WASHINGTON (AP) ' The White House science adviser to President George W. Bush, John H. Marburger III, has died. He was 70.
A Democrat, Marburger was in charge of science policy during the entire eight years of the Republican administration, often dealing with issues about man-made global warming and claims of political interference in science. He was a physicist. He was also the longest serving presidential science adviser in U.S. history.
Former President Bush, in a statement, said, Marburger "was a joy to work with. Jack was dedicated to his field, his family, and his country."
Marburger was the third president of Stony Brook University, serving for 14 years. Then he was director of the Brookhaven National Laboratory. Both institutions are on Long Island in New York.
"Jack Marburger had a remarkable ability to defuse explosive situations and get people to collaborate for the greater good," said former Stony Brook University president Shirley Strum Kenny, who took over when Marburger went to run the Department of Energy's Brookhaven lab in 1994.
From 2001 to 2009 during his White House tenure, Marburger had more than his share of explosive situations to deal with, including the president's decision to restrict federal funding of stem cell research to climate change.
Scientists claimed the Bush Administration had a "war on science" and Marburger was caught in the middle in a public dispute between his colleagues in the White House and his former colleagues in academic life.
"I think people overestimate the power of government to affect science," he told The New York Times in 2004. "Science has so many self-correcting aspects that I'm not really worried about these things."
Marburger repeatedly said the White House did not deny the science behind climate change, but had a free-market philosophy that was not anti-science.
"Those of us who had the privilege to know him benefited greatly from his extensive knowledge, pragmatic thinking, and warm friendship, and we take comfort in knowing that his determination to explore new scientific frontiers and his enduring commitment to America's farsighted focus on science and technology will be continued by all those he inspired," John Holdren, the current White House science adviser, said in a statement.
Holdren noted that Marburger worked while also battling cancer. In 2010, he returned to Stony Brook to be its vice president of research.
Marburger died Thursday at his home in Port Jefferson, N.Y., after four years of treatment for non-Hodgkins lymphoma.

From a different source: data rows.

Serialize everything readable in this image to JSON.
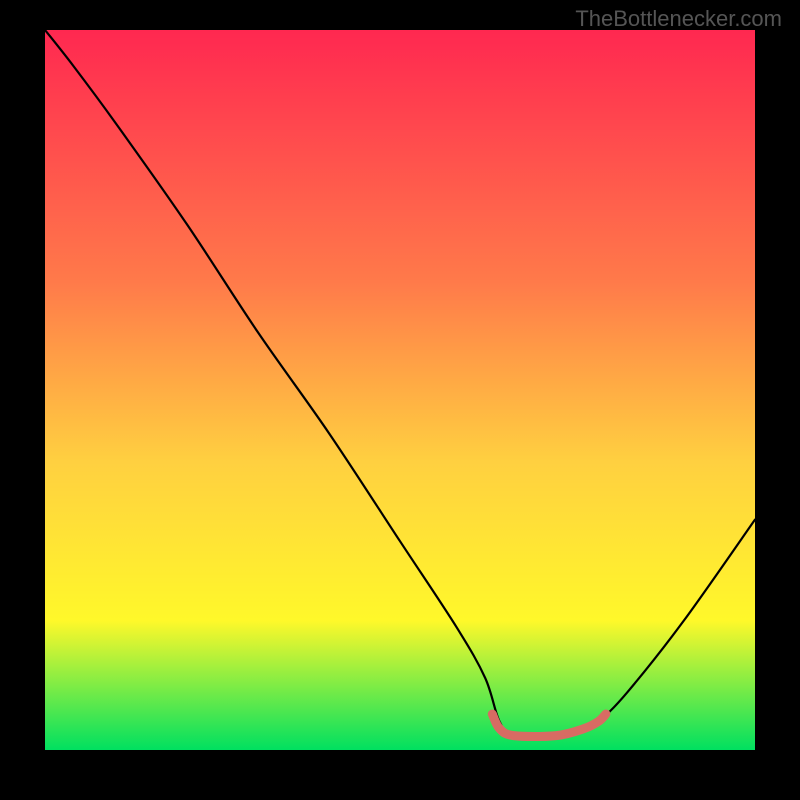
{
  "watermark": "TheBottlenecker.com",
  "chart_data": {
    "type": "line",
    "title": "",
    "xlabel": "",
    "ylabel": "",
    "xlim": [
      0,
      100
    ],
    "ylim": [
      0,
      100
    ],
    "series": [
      {
        "name": "curve",
        "x": [
          0,
          4,
          10,
          20,
          30,
          40,
          50,
          58,
          62,
          64,
          66,
          72,
          76,
          78,
          82,
          90,
          100
        ],
        "values": [
          100,
          95,
          87,
          73,
          58,
          44,
          29,
          17,
          10,
          4,
          2,
          2,
          3,
          4,
          8,
          18,
          32
        ]
      },
      {
        "name": "highlight",
        "x": [
          63,
          64,
          66,
          72,
          76,
          78,
          79
        ],
        "values": [
          5,
          3,
          2,
          2,
          3,
          4,
          5
        ]
      }
    ],
    "colors": {
      "curve": "#000000",
      "highlight": "#d86b63",
      "gradient_top": "#ff2850",
      "gradient_mid1": "#ff7a4a",
      "gradient_mid2": "#ffd040",
      "gradient_mid3": "#fff82a",
      "gradient_bottom": "#00e060"
    }
  }
}
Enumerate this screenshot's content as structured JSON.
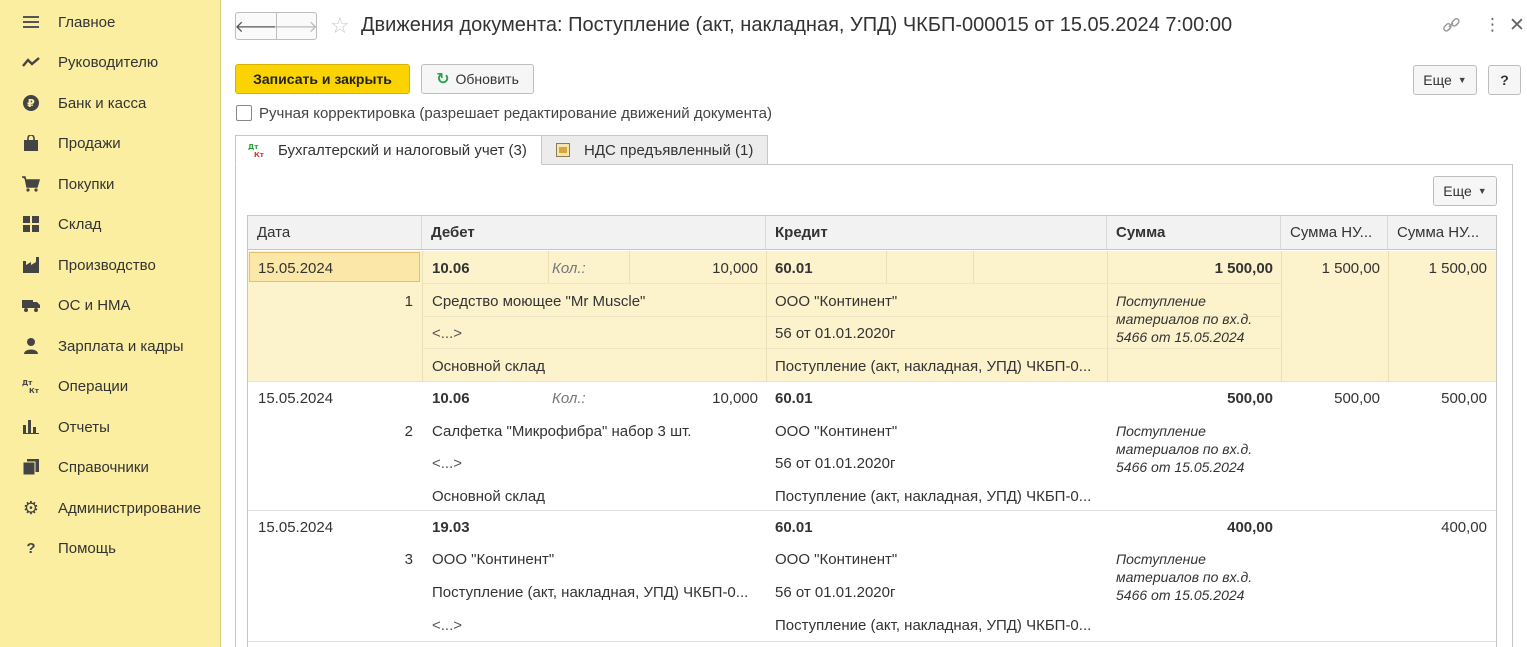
{
  "sidebar": {
    "items": [
      {
        "label": "Главное",
        "icon": "menu-icon"
      },
      {
        "label": "Руководителю",
        "icon": "trend-icon"
      },
      {
        "label": "Банк и касса",
        "icon": "ruble-icon"
      },
      {
        "label": "Продажи",
        "icon": "bag-icon"
      },
      {
        "label": "Покупки",
        "icon": "cart-icon"
      },
      {
        "label": "Склад",
        "icon": "warehouse-icon"
      },
      {
        "label": "Производство",
        "icon": "factory-icon"
      },
      {
        "label": "ОС и НМА",
        "icon": "truck-icon"
      },
      {
        "label": "Зарплата и кадры",
        "icon": "person-icon"
      },
      {
        "label": "Операции",
        "icon": "dt-kt-icon"
      },
      {
        "label": "Отчеты",
        "icon": "bar-chart-icon"
      },
      {
        "label": "Справочники",
        "icon": "books-icon"
      },
      {
        "label": "Администрирование",
        "icon": "gear-icon"
      },
      {
        "label": "Помощь",
        "icon": "question-icon"
      }
    ]
  },
  "header": {
    "title": "Движения документа: Поступление (акт, накладная, УПД) ЧКБП-000015 от 15.05.2024 7:00:00"
  },
  "toolbar": {
    "save_close": "Записать и закрыть",
    "refresh": "Обновить",
    "more": "Еще",
    "help": "?"
  },
  "manual_edit": {
    "label": "Ручная корректировка (разрешает редактирование движений документа)",
    "checked": false
  },
  "tabs": [
    {
      "label": "Бухгалтерский и налоговый учет (3)",
      "icon": "dt-kt-icon",
      "active": true
    },
    {
      "label": "НДС предъявленный (1)",
      "icon": "register-icon",
      "active": false
    }
  ],
  "table": {
    "more": "Еще",
    "columns": [
      "Дата",
      "Дебет",
      "Кредит",
      "Сумма",
      "Сумма НУ...",
      "Сумма НУ..."
    ],
    "rows": [
      {
        "date": "15.05.2024",
        "num": "1",
        "debit_account": "10.06",
        "qty_label": "Кол.:",
        "qty": "10,000",
        "debit_sub1": "Средство моющее \"Mr Muscle\"",
        "debit_sub2": "<...>",
        "debit_sub3": "Основной склад",
        "credit_account": "60.01",
        "credit_sub1": "ООО \"Континент\"",
        "credit_sub2": "56 от 01.01.2020г",
        "credit_sub3": "Поступление (акт, накладная, УПД) ЧКБП-0...",
        "sum": "1 500,00",
        "desc": "Поступление материалов по вх.д. 5466 от 15.05.2024",
        "sum_nu_dt": "1 500,00",
        "sum_nu_kt": "1 500,00"
      },
      {
        "date": "15.05.2024",
        "num": "2",
        "debit_account": "10.06",
        "qty_label": "Кол.:",
        "qty": "10,000",
        "debit_sub1": "Салфетка \"Микрофибра\" набор 3 шт.",
        "debit_sub2": "<...>",
        "debit_sub3": "Основной склад",
        "credit_account": "60.01",
        "credit_sub1": "ООО \"Континент\"",
        "credit_sub2": "56 от 01.01.2020г",
        "credit_sub3": "Поступление (акт, накладная, УПД) ЧКБП-0...",
        "sum": "500,00",
        "desc": "Поступление материалов по вх.д. 5466 от 15.05.2024",
        "sum_nu_dt": "500,00",
        "sum_nu_kt": "500,00"
      },
      {
        "date": "15.05.2024",
        "num": "3",
        "debit_account": "19.03",
        "qty_label": "",
        "qty": "",
        "debit_sub1": "ООО \"Континент\"",
        "debit_sub2": "Поступление (акт, накладная, УПД) ЧКБП-0...",
        "debit_sub3": "<...>",
        "credit_account": "60.01",
        "credit_sub1": "ООО \"Континент\"",
        "credit_sub2": "56 от 01.01.2020г",
        "credit_sub3": "Поступление (акт, накладная, УПД) ЧКБП-0...",
        "sum": "400,00",
        "desc": "Поступление материалов по вх.д. 5466 от 15.05.2024",
        "sum_nu_dt": "",
        "sum_nu_kt": "400,00"
      }
    ]
  }
}
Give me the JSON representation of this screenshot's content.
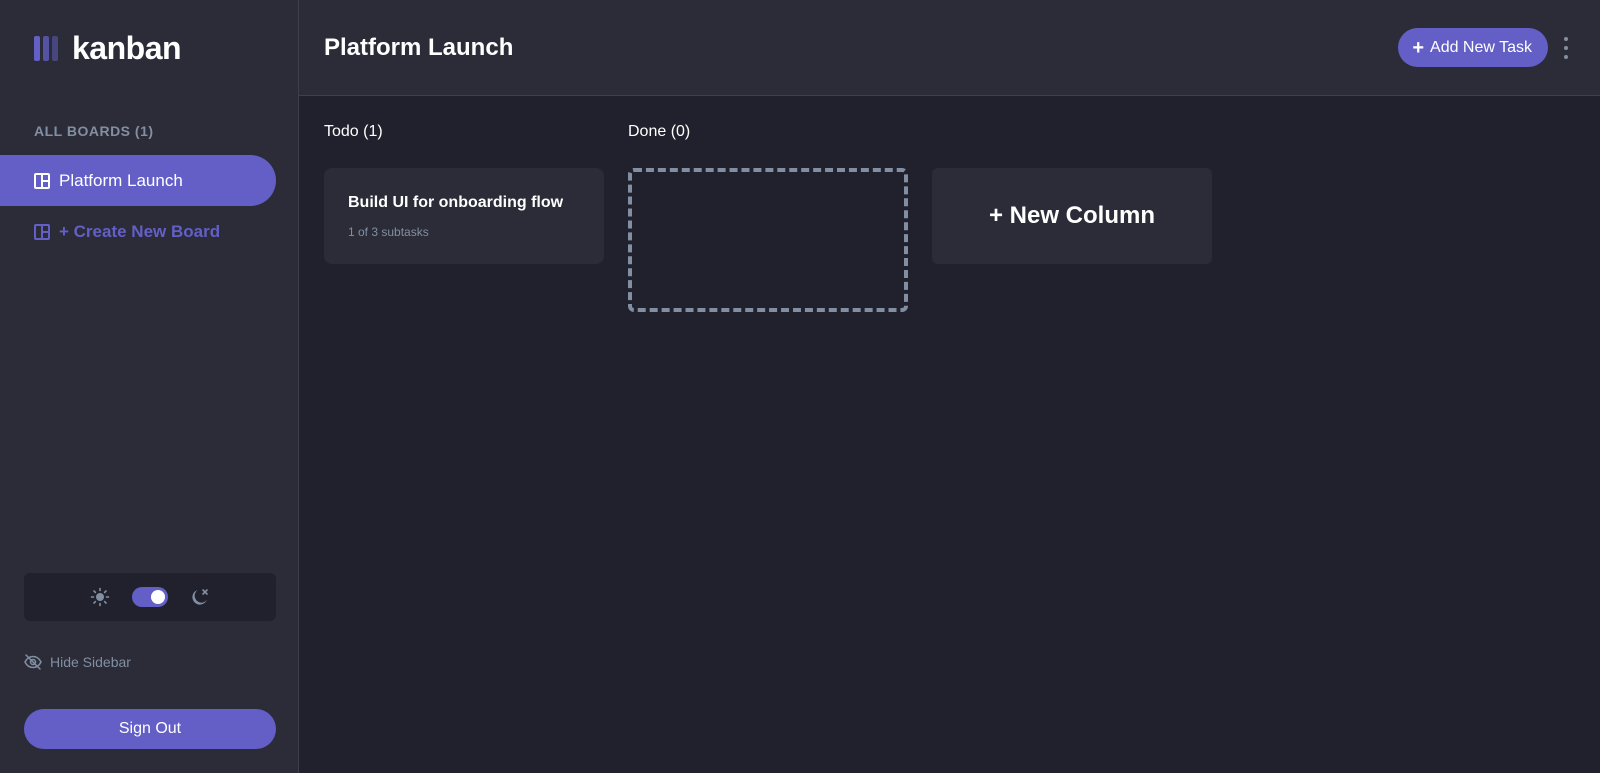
{
  "app": {
    "logo_text": "kanban",
    "brand_color": "#635fc7"
  },
  "sidebar": {
    "boards_heading": "ALL BOARDS (1)",
    "boards": [
      {
        "label": "Platform Launch",
        "icon": "board-icon",
        "active": true
      }
    ],
    "create_board_label": "+ Create New Board",
    "theme": {
      "sun_icon": "sun-icon",
      "moon_icon": "moon-icon",
      "dark_mode": true
    },
    "hide_sidebar_label": "Hide Sidebar",
    "sign_out_label": "Sign Out"
  },
  "header": {
    "title": "Platform Launch",
    "add_task_label": "Add New Task"
  },
  "board": {
    "columns": [
      {
        "title": "Todo (1)",
        "tasks": [
          {
            "title": "Build UI for onboarding flow",
            "subtasks": "1 of 3 subtasks"
          }
        ]
      },
      {
        "title": "Done (0)",
        "tasks": []
      }
    ],
    "new_column_label": "+ New Column"
  }
}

He is survived by his wife, Carol, and two sons, John of Annandale, Va., and Alexander of Jamaica Plain, Mass.